When Social Security began in 1940, the US average annual earnings for white males was $2,984.00. White women averaged $771.69, Black men averaged $537.45, and Black women $331.32. Currently the average for US workers is $36,000 to $42,000. The income limit subject to Social Security contributions in 1940 was $3,000.00, which certainly included all of the middle class, and this cap has been adjusted many times over the years so that it is now around $108,000. Increases have been based on the cost of living index. Currently with increasing concentration of earnings in the top 2% of earners, a larger concentration of wealth at the top actually demands a change in this formula. Until the most recent two decades, most of the money earned in the United States was subject to Social Security contribution because most of it was earned in the old fashioned way by regular people. Currently working people have a smaller share of earnings, so Social Security contributions, while they have kept pace with the cost of living to this point, will begin to fall short in 2037 if we keep the same formula.

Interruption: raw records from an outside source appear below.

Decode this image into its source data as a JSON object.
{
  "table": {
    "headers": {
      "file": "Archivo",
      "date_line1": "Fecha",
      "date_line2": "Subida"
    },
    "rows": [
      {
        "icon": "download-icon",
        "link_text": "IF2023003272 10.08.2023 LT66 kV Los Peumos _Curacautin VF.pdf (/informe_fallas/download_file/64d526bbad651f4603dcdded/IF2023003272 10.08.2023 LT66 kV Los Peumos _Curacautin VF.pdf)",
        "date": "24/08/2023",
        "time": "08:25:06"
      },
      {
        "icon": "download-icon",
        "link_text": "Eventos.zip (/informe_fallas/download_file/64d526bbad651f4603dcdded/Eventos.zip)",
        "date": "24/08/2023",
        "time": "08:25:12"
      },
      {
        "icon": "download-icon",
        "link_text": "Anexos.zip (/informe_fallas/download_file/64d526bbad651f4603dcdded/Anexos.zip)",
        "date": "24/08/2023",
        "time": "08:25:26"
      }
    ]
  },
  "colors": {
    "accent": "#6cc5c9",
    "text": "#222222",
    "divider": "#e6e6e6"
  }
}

As wages have increased and the disparity between rich and poor has widened, Social Security has never run a deficit. It has a surplus now and is not part of the deficit we hear so much about. Cutting it will not cut the deficit. Privatizing it will produce a windfall for financial institutions — again widening the gap between Main Street and Wall Street. If Wall Street were placed in charge of Social Security, private for-profit financial institutions would develop an array of retirement plans which they would spend money to market to consumers, deduct their money for marketing, take a healthy fee for managing our money, and invest our mandated retirement savings in the stock market. They would make money, and we would be at risk.

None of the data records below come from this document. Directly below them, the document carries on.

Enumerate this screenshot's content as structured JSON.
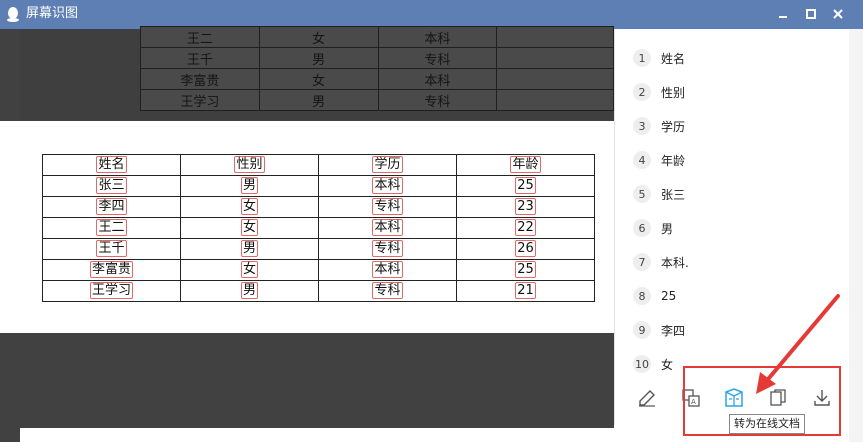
{
  "window": {
    "title": "屏幕识图"
  },
  "top_table": [
    [
      "王二",
      "女",
      "本科"
    ],
    [
      "王千",
      "男",
      "专科"
    ],
    [
      "李富贵",
      "女",
      "本科"
    ],
    [
      "王学习",
      "男",
      "专科"
    ]
  ],
  "main_table": {
    "headers": [
      "姓名",
      "性别",
      "学历",
      "年龄"
    ],
    "rows": [
      [
        "张三",
        "男",
        "本科",
        "25"
      ],
      [
        "李四",
        "女",
        "专科",
        "23"
      ],
      [
        "王二",
        "女",
        "本科",
        "22"
      ],
      [
        "王千",
        "男",
        "专科",
        "26"
      ],
      [
        "李富贵",
        "女",
        "本科",
        "25"
      ],
      [
        "王学习",
        "男",
        "专科",
        "21"
      ]
    ]
  },
  "results": [
    {
      "n": "1",
      "text": "姓名"
    },
    {
      "n": "2",
      "text": "性别"
    },
    {
      "n": "3",
      "text": "学历"
    },
    {
      "n": "4",
      "text": "年龄"
    },
    {
      "n": "5",
      "text": "张三"
    },
    {
      "n": "6",
      "text": "男"
    },
    {
      "n": "7",
      "text": "本科."
    },
    {
      "n": "8",
      "text": "25"
    },
    {
      "n": "9",
      "text": "李四"
    },
    {
      "n": "10",
      "text": "女"
    }
  ],
  "toolbar": {
    "tooltip": "转为在线文档",
    "icons": [
      "edit-icon",
      "translate-icon",
      "online-doc-icon",
      "copy-icon",
      "download-icon"
    ]
  },
  "colors": {
    "titlebar": "#5d7fb3",
    "accent": "#2aa4e8",
    "annotation": "#e53935"
  }
}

Social Security is insurance that protects all of us. We pay in as a federally-mandated contribution and are entitled to stated benefits owed to us in return. These benefits mean seniors can maintain their homes and purchase goods and services. Families do not have to support their elders while paying for school and college for their children. Businesses can sell goods and services to seniors, and young families can afford to purchase more goods and services since their seniors have their Social Security benefits. These benefits accrue not only to people who draw Social Security benefits but to their children and grandchildren, to people and businesses that sell them goods and services, and to the economy at large. Social Security is a continuing economic stimulus, a savings plan, and a foundational economic support that we cannot afford to discontinue or to weaken by privatization.

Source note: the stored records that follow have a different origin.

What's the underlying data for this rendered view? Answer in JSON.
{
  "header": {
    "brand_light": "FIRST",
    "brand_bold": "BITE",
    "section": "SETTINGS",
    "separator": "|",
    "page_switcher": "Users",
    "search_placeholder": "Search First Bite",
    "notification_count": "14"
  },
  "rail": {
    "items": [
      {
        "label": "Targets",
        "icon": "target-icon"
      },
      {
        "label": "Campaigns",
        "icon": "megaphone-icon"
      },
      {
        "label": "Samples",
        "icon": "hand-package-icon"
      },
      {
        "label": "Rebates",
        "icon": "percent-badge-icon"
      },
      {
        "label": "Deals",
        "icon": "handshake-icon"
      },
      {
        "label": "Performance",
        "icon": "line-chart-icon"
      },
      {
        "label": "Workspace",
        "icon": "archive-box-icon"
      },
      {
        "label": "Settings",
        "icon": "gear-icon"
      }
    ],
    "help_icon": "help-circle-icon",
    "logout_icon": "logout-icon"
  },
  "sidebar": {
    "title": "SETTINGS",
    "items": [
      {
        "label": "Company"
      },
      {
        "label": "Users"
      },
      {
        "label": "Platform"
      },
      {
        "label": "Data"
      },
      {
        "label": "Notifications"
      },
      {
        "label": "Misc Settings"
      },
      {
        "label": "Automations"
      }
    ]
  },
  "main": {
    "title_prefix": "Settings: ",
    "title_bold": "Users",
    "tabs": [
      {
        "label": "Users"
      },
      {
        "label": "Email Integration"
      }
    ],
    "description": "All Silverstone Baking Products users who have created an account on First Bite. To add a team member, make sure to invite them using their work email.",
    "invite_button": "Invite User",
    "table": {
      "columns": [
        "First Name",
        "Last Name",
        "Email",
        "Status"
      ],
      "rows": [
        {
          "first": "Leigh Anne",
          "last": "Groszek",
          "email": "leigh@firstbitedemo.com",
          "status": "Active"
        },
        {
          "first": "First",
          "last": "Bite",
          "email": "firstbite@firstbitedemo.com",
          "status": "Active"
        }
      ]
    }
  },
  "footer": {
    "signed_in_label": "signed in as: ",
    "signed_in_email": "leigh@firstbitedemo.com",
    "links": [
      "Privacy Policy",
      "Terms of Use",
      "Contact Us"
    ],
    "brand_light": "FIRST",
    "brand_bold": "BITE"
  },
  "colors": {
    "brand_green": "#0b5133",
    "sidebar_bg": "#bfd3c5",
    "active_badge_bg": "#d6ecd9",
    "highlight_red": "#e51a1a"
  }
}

The simple solution for the continuance of Social Security was given to Congress in 2005 in a report by the Social Security Actuary Department. They recommended that the cap on earnings subject to Social Security contributions be lifted. Currently we pay Social Security tax on the first $108,000 ($106,000?) of annual earnings. The Actuary Department recommended including all earnings in the Social Security Tax and keeping benefits as they are. This small change would affect only the highest-paid 3% of us, since around 97% of wage earners make less than the current cap and already pay the Social Security contribution on all of their earnings. The change would, according to the calculation of the Actuary Department, make Social Security solvent for another 75 years.
See the version of this post edited to 300 word limit published in The Bristol Herald Courier